Your task ->
Work through the entries that follow and state how many lines contain the word "label". Only the number is wanted.

Raw data ->

* * *

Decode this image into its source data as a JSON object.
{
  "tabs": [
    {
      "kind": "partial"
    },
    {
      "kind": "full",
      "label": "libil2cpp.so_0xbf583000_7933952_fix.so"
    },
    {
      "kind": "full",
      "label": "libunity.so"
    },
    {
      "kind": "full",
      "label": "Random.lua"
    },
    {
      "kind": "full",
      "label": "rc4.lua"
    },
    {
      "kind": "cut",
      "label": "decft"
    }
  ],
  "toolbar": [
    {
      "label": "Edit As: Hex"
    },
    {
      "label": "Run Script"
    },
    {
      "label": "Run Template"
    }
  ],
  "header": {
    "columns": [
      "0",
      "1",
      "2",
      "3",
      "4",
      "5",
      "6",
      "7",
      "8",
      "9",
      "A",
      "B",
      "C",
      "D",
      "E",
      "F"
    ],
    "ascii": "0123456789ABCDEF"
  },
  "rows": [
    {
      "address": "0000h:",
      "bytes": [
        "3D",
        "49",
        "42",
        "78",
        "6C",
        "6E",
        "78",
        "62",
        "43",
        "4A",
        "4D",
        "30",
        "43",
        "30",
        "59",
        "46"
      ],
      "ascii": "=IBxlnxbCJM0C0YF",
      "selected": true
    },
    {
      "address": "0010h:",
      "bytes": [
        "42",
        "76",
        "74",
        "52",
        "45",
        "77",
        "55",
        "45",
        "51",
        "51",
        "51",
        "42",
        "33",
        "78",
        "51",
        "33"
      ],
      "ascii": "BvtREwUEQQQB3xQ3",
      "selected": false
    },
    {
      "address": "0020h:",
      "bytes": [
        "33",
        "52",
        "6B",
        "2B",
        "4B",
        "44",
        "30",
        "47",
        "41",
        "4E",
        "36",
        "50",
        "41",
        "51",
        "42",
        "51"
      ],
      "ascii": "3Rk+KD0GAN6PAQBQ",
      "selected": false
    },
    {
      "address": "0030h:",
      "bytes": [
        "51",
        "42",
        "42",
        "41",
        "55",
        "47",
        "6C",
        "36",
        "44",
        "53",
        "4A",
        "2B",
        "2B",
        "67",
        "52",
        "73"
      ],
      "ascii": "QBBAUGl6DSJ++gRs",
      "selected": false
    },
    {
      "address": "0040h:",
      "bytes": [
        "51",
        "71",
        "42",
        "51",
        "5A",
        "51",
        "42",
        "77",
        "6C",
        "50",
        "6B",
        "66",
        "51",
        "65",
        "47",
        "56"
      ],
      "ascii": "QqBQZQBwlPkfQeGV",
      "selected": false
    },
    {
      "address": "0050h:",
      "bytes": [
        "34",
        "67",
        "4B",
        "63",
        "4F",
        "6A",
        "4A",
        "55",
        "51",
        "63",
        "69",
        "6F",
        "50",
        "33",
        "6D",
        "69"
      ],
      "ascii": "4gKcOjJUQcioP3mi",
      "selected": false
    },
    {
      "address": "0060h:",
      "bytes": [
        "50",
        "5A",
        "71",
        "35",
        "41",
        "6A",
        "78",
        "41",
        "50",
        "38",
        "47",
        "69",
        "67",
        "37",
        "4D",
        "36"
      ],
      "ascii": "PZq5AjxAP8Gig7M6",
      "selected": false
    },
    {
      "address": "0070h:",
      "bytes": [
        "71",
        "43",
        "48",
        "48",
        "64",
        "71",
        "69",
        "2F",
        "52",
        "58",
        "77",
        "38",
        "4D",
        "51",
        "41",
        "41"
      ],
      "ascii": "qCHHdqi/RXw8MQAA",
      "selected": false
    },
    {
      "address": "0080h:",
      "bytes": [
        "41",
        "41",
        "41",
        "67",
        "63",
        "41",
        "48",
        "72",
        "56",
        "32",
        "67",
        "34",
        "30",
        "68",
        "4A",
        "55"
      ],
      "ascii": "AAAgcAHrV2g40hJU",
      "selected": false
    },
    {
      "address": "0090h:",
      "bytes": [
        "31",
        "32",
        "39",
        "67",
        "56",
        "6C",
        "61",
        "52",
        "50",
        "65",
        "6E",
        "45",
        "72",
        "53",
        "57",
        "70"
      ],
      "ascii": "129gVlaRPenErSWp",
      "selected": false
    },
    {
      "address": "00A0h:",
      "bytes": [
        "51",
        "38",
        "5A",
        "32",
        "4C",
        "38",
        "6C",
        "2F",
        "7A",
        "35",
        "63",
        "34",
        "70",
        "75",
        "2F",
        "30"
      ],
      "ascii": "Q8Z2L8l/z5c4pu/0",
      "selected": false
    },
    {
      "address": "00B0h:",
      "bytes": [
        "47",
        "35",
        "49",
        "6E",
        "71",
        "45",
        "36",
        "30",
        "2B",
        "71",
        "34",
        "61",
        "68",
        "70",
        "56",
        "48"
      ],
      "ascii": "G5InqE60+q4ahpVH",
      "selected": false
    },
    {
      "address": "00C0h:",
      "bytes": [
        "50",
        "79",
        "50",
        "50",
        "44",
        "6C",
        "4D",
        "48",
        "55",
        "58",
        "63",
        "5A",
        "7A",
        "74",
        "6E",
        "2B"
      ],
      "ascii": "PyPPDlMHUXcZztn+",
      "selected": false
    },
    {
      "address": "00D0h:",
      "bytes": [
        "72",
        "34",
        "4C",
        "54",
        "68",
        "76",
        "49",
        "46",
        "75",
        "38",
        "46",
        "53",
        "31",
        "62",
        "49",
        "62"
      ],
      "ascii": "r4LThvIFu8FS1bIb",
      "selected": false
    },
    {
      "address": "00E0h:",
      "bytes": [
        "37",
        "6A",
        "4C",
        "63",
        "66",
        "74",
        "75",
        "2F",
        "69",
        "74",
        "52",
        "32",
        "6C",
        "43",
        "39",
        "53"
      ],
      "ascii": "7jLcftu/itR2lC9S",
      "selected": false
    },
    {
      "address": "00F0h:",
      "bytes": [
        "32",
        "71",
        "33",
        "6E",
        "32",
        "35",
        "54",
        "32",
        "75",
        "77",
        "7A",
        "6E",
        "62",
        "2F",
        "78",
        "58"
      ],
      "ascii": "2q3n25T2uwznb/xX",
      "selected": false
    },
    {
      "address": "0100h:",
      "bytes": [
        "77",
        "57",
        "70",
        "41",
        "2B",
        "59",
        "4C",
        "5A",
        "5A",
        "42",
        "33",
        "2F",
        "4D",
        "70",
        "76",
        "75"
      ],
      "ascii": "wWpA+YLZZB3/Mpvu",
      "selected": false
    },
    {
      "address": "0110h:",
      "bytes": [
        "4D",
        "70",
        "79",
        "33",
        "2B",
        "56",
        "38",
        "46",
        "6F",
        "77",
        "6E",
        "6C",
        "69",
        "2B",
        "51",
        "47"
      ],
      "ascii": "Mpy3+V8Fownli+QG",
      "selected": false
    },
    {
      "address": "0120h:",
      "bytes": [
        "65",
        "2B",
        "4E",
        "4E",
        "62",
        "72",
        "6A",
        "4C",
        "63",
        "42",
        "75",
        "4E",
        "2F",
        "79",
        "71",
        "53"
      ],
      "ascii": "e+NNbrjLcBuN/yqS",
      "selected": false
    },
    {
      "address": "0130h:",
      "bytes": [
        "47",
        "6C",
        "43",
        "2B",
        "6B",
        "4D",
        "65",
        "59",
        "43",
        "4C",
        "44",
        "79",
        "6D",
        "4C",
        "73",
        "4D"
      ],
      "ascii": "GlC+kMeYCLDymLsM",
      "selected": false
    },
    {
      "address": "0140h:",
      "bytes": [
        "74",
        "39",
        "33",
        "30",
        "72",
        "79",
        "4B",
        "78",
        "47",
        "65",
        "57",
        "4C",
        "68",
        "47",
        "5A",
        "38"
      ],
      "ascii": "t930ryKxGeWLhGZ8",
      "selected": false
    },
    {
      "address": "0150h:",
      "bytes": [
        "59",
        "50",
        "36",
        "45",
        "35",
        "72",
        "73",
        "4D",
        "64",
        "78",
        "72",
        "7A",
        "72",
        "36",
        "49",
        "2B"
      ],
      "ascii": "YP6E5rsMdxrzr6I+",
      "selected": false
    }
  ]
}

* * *

Solution to the exercise ->
8